◆ WHAT YOU HAVE TO DO ◆
Gather every line below where "title" appears.

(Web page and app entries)
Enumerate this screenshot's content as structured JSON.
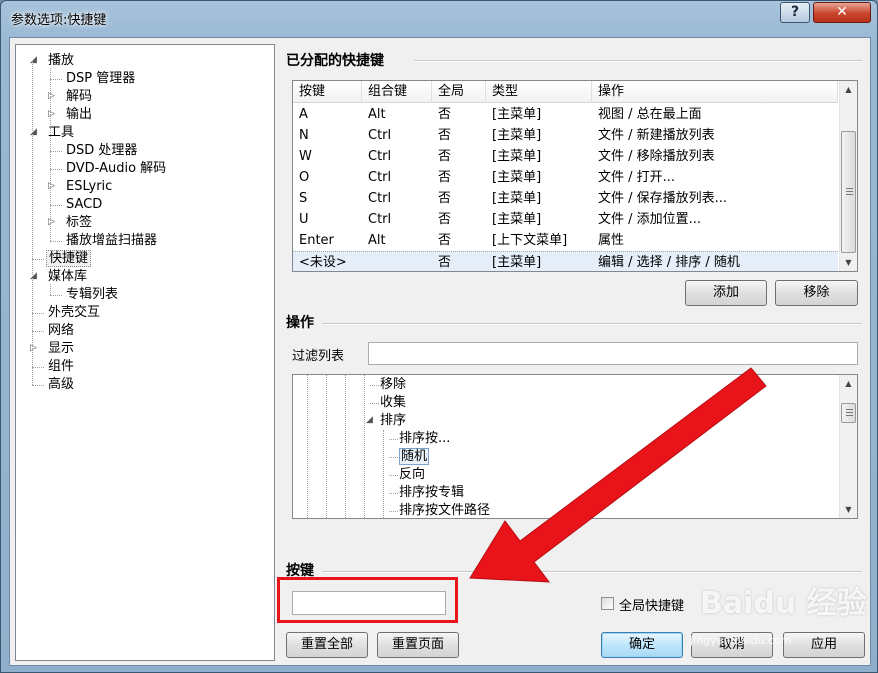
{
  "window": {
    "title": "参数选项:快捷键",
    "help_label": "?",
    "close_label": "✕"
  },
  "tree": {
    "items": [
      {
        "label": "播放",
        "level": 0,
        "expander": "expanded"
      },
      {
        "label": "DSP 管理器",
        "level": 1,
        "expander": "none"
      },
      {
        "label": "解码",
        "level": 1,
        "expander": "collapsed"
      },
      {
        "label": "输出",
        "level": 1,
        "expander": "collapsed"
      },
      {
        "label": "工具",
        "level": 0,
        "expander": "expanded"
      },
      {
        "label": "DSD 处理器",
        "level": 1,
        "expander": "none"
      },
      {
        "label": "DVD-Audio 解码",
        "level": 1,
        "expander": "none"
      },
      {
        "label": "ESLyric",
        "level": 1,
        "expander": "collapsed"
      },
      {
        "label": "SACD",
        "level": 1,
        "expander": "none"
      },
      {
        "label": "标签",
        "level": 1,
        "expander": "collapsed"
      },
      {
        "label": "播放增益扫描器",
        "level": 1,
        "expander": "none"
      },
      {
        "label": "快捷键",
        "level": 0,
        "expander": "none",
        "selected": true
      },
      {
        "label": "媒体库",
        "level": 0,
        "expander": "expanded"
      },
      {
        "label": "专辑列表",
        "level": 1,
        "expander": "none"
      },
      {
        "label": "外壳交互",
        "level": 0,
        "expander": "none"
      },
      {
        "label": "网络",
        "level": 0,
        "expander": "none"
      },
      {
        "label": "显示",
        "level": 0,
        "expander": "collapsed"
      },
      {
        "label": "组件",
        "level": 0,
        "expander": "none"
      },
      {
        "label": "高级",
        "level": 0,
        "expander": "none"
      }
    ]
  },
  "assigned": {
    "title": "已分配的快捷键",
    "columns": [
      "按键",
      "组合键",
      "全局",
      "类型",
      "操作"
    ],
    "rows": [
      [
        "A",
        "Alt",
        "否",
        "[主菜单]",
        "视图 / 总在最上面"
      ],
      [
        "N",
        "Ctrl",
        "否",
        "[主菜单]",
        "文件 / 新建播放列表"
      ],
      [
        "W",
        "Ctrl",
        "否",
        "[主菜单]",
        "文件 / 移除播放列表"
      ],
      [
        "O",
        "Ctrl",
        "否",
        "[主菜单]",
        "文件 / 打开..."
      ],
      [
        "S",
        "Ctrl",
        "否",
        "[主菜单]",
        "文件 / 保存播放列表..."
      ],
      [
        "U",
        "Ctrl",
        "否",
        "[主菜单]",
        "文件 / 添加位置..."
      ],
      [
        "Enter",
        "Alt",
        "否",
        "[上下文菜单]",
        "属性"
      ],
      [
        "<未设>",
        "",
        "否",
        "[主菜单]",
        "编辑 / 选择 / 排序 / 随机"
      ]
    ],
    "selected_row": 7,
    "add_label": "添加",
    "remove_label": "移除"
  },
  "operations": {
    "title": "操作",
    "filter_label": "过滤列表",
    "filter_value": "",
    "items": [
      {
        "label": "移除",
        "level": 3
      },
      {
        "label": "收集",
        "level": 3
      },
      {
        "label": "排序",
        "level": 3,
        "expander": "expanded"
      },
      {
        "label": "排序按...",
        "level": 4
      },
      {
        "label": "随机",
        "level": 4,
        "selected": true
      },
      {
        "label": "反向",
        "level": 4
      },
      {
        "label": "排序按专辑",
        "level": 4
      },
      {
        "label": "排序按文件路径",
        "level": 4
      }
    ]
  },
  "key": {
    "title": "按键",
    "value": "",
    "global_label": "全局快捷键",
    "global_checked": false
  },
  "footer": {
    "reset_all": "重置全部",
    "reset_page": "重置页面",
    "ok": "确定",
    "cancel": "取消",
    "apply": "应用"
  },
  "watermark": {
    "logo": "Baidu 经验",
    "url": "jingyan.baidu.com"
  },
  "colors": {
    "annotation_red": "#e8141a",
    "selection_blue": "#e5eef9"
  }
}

◆ WRITTEN REPLY ◆
    "title": "参数选项:快捷键",
    "title": "已分配的快捷键",
    "title": "操作",
    "title": "按键",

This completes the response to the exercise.